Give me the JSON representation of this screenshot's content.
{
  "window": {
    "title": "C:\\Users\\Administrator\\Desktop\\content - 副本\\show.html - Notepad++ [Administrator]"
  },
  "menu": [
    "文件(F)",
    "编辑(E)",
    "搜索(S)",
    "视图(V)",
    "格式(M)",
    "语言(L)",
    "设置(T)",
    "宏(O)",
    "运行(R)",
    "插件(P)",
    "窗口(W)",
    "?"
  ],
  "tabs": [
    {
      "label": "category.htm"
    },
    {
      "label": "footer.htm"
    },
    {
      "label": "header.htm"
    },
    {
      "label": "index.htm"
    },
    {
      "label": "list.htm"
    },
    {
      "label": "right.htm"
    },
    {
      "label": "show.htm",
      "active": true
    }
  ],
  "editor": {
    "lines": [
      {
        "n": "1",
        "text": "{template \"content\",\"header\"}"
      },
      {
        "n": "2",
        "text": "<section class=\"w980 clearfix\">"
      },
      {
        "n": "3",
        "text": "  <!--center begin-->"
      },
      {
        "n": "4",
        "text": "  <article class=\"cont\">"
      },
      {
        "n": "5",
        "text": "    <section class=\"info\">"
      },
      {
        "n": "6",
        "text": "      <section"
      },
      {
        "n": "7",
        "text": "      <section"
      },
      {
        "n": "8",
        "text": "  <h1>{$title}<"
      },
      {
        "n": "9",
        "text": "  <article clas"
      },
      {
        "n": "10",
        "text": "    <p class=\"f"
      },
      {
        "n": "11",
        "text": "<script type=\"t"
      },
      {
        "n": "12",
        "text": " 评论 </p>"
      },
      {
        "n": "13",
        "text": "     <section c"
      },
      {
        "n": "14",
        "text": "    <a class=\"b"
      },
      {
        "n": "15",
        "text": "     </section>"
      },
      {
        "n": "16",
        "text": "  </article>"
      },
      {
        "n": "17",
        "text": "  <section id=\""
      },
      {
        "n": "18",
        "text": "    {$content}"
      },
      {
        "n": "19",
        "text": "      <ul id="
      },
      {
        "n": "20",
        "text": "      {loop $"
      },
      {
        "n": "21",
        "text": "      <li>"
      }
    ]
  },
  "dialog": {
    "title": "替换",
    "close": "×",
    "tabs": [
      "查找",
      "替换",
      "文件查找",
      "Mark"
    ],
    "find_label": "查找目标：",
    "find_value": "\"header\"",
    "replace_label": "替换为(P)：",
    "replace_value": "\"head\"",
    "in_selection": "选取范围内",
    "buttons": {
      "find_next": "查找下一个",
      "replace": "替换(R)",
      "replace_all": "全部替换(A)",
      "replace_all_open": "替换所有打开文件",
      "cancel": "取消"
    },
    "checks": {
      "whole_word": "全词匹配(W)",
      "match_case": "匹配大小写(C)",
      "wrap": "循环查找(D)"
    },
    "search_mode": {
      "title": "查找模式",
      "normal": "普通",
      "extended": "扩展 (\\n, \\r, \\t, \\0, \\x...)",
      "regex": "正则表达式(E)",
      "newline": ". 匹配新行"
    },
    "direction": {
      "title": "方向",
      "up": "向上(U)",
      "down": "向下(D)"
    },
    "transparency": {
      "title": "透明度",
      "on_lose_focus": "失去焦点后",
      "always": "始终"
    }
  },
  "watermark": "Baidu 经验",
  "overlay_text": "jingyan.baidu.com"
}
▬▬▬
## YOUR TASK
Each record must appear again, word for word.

## SOLUTION TO THE PROBLEM
Give me the JSON representation of this screenshot's content.
{
  "window": {
    "title": "C:\\Users\\Administrator\\Desktop\\content - 副本\\show.html - Notepad++ [Administrator]"
  },
  "menu": [
    "文件(F)",
    "编辑(E)",
    "搜索(S)",
    "视图(V)",
    "格式(M)",
    "语言(L)",
    "设置(T)",
    "宏(O)",
    "运行(R)",
    "插件(P)",
    "窗口(W)",
    "?"
  ],
  "tabs": [
    {
      "label": "category.htm"
    },
    {
      "label": "footer.htm"
    },
    {
      "label": "header.htm"
    },
    {
      "label": "index.htm"
    },
    {
      "label": "list.htm"
    },
    {
      "label": "right.htm"
    },
    {
      "label": "show.htm",
      "active": true
    }
  ],
  "editor": {
    "lines": [
      {
        "n": "1",
        "text": "{template \"content\",\"header\"}"
      },
      {
        "n": "2",
        "text": "<section class=\"w980 clearfix\">"
      },
      {
        "n": "3",
        "text": "  <!--center begin-->"
      },
      {
        "n": "4",
        "text": "  <article class=\"cont\">"
      },
      {
        "n": "5",
        "text": "    <section class=\"info\">"
      },
      {
        "n": "6",
        "text": "      <section"
      },
      {
        "n": "7",
        "text": "      <section"
      },
      {
        "n": "8",
        "text": "  <h1>{$title}<"
      },
      {
        "n": "9",
        "text": "  <article clas"
      },
      {
        "n": "10",
        "text": "    <p class=\"f"
      },
      {
        "n": "11",
        "text": "<script type=\"t"
      },
      {
        "n": "12",
        "text": " 评论 </p>"
      },
      {
        "n": "13",
        "text": "     <section c"
      },
      {
        "n": "14",
        "text": "    <a class=\"b"
      },
      {
        "n": "15",
        "text": "     </section>"
      },
      {
        "n": "16",
        "text": "  </article>"
      },
      {
        "n": "17",
        "text": "  <section id=\""
      },
      {
        "n": "18",
        "text": "    {$content}"
      },
      {
        "n": "19",
        "text": "      <ul id="
      },
      {
        "n": "20",
        "text": "      {loop $"
      },
      {
        "n": "21",
        "text": "      <li>"
      }
    ]
  },
  "dialog": {
    "title": "替换",
    "close": "×",
    "tabs": [
      "查找",
      "替换",
      "文件查找",
      "Mark"
    ],
    "find_label": "查找目标：",
    "find_value": "\"header\"",
    "replace_label": "替换为(P)：",
    "replace_value": "\"head\"",
    "in_selection": "选取范围内",
    "buttons": {
      "find_next": "查找下一个",
      "replace": "替换(R)",
      "replace_all": "全部替换(A)",
      "replace_all_open": "替换所有打开文件",
      "cancel": "取消"
    },
    "checks": {
      "whole_word": "全词匹配(W)",
      "match_case": "匹配大小写(C)",
      "wrap": "循环查找(D)"
    },
    "search_mode": {
      "title": "查找模式",
      "normal": "普通",
      "extended": "扩展 (\\n, \\r, \\t, \\0, \\x...)",
      "regex": "正则表达式(E)",
      "newline": ". 匹配新行"
    },
    "direction": {
      "title": "方向",
      "up": "向上(U)",
      "down": "向下(D)"
    },
    "transparency": {
      "title": "透明度",
      "on_lose_focus": "失去焦点后",
      "always": "始终"
    }
  },
  "watermark": "Baidu 经验",
  "overlay_text": "jingyan.baidu.com"
}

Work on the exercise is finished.